Note: Since ProgressBarLoader is considered a child class of Loader, one could assume ProgressBarLoader.constructor will be equal to Loader. However, that is not the case. It is still equal to Function just like Loader. This is because, as we learned, the constructor property points to the function constructor and the function constructor of ProgressBarLoader is still Function.

So, in JavaScript:

creating a subclass is just borrowing of methods and properties from a base class.

Only a prototypal link is created between the two classes and nothing else changes. This is unlike many object-oriented programming languages where there is a stricter sense of inheritance between a base class and a child class.

Usage of the Word ‘Prototype’

Whenever someone uses the word ‘prototype’ in a sentence, it could mean two things — the prototype keyword or __proto__. The way to figure out which of the two is being referred to is to understand the context in which it is being used. If we are talking about a function, the ‘prototype’ refers to the prototypekeyword. If the subject of discussion is an object, then ‘prototype’ refers to __proto__.
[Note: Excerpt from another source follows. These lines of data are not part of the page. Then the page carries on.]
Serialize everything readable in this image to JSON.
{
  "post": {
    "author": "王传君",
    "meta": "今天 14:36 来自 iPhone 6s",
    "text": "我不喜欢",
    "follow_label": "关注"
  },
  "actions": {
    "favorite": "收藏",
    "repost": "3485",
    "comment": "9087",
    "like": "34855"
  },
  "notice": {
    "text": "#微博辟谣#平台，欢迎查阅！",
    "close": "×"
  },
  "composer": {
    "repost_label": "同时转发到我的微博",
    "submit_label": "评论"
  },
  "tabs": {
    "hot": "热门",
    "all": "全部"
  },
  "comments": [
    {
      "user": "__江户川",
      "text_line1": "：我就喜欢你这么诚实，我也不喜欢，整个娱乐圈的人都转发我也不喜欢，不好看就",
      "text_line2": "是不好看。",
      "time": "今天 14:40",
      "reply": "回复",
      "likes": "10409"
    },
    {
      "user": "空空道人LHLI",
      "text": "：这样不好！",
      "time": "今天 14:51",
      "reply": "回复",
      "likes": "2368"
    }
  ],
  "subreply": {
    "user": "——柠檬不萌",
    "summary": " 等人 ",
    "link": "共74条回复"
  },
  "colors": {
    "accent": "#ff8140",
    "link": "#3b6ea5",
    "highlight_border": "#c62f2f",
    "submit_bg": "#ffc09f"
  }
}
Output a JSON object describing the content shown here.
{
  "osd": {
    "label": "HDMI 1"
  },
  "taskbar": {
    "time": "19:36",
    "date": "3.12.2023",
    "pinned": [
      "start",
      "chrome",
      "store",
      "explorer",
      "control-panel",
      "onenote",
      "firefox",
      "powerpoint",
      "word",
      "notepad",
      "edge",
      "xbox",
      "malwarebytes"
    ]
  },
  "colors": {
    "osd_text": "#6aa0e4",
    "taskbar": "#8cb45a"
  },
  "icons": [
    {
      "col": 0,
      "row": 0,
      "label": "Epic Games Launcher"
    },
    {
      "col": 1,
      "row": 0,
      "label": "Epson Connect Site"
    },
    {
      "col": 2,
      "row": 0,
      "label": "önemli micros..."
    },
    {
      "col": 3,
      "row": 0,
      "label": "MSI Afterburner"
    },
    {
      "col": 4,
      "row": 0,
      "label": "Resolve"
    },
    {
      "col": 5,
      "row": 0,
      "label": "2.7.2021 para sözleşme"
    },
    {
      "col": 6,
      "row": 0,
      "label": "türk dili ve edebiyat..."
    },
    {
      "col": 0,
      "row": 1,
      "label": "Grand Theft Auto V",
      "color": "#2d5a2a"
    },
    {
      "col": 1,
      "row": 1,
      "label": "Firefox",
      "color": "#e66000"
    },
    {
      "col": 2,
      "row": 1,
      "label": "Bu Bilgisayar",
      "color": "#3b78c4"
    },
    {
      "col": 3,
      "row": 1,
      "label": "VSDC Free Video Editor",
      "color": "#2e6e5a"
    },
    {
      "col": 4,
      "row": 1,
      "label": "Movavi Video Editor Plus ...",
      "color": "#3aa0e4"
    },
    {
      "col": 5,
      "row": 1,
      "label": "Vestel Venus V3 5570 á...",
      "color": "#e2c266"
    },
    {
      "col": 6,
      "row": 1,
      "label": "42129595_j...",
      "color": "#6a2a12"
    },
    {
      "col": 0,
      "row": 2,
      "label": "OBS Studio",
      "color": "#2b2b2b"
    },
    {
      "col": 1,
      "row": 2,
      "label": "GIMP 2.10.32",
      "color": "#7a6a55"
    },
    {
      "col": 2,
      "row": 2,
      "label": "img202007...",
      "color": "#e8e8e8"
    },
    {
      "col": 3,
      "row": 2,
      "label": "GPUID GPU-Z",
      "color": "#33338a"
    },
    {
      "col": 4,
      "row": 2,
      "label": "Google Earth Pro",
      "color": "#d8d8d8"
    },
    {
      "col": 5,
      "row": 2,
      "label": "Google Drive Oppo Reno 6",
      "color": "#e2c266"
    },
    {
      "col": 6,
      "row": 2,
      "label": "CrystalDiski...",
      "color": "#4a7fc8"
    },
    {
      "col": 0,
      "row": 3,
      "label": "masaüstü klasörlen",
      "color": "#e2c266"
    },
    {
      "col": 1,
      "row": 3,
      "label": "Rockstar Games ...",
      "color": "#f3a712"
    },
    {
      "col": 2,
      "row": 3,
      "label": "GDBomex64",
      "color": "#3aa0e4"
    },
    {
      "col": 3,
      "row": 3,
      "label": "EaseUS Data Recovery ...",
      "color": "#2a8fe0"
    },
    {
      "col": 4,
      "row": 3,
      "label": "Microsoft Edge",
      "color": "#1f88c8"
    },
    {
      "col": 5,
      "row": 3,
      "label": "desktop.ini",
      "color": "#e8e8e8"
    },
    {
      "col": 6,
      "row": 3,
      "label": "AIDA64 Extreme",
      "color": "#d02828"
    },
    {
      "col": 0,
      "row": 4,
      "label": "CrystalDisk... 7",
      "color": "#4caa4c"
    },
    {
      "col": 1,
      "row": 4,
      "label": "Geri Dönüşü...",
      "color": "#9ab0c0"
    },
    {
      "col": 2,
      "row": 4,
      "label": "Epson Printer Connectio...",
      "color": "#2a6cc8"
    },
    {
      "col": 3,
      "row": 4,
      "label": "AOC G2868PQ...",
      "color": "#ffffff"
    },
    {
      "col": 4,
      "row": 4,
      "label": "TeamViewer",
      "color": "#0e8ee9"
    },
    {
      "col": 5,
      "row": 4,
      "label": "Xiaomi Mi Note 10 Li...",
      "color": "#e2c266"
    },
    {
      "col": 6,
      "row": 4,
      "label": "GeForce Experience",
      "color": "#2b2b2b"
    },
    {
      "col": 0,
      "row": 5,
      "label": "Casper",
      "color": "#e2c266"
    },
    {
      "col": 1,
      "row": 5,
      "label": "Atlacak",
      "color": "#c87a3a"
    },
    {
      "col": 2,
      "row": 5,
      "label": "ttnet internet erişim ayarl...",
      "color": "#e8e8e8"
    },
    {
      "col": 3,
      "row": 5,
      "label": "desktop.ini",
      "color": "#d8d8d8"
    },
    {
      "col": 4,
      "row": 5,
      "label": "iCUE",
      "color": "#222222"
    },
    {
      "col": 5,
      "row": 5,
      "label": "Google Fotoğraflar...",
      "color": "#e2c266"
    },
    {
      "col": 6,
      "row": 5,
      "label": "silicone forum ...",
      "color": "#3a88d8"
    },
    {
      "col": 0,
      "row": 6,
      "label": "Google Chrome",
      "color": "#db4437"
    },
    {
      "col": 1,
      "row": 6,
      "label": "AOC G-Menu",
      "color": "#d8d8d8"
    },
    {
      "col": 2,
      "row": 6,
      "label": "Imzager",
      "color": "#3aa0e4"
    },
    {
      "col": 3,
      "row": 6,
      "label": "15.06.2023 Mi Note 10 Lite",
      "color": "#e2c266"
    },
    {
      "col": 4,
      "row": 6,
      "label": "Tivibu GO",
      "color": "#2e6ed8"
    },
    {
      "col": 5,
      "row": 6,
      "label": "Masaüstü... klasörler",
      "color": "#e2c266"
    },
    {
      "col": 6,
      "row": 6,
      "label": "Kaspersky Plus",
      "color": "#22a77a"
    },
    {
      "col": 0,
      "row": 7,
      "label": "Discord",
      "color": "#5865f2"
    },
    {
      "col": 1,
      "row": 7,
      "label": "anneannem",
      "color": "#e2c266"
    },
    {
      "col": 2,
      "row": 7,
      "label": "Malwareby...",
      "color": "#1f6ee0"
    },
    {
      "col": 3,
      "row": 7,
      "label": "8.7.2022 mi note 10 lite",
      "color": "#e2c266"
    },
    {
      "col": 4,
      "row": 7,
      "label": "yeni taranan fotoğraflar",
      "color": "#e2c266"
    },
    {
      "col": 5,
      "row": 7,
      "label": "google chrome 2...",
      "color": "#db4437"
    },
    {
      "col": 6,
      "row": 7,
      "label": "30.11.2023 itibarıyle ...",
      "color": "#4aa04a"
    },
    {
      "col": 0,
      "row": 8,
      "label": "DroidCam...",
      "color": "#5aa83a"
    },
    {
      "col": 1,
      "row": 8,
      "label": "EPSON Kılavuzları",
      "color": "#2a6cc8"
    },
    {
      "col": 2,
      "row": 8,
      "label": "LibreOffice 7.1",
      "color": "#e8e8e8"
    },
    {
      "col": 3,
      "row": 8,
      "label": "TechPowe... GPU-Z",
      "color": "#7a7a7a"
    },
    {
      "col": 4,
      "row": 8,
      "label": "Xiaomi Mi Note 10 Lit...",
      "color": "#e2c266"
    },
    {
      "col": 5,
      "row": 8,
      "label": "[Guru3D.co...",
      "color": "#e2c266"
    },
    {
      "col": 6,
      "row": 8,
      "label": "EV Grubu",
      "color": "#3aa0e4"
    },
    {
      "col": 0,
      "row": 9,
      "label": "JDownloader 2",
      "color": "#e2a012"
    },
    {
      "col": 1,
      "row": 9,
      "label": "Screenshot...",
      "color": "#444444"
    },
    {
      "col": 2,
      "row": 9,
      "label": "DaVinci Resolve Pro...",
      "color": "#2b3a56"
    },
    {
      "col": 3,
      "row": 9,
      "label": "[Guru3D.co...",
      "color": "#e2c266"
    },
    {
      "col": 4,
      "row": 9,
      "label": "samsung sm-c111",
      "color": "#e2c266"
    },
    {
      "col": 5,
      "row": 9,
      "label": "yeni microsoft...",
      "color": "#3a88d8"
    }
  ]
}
Wrapping It Up!

First of all, thanks for taking the time to read this!

The concepts we discussed today are complex and it usually takes time to grasp them, especially for people starting out with JavaScript. So if you still don’t feel 100% confident about them, don’t worry! It’s normal. It’s not your fault. It will likely take multiple reads from multiple sources — and a bit of actual experience of writing JavaScript code — to get close to 100.

If you have any questions or feedback, drop them in the comments! And if you feel the article helped you in any way, please show your appreciation by clapping for it! 😄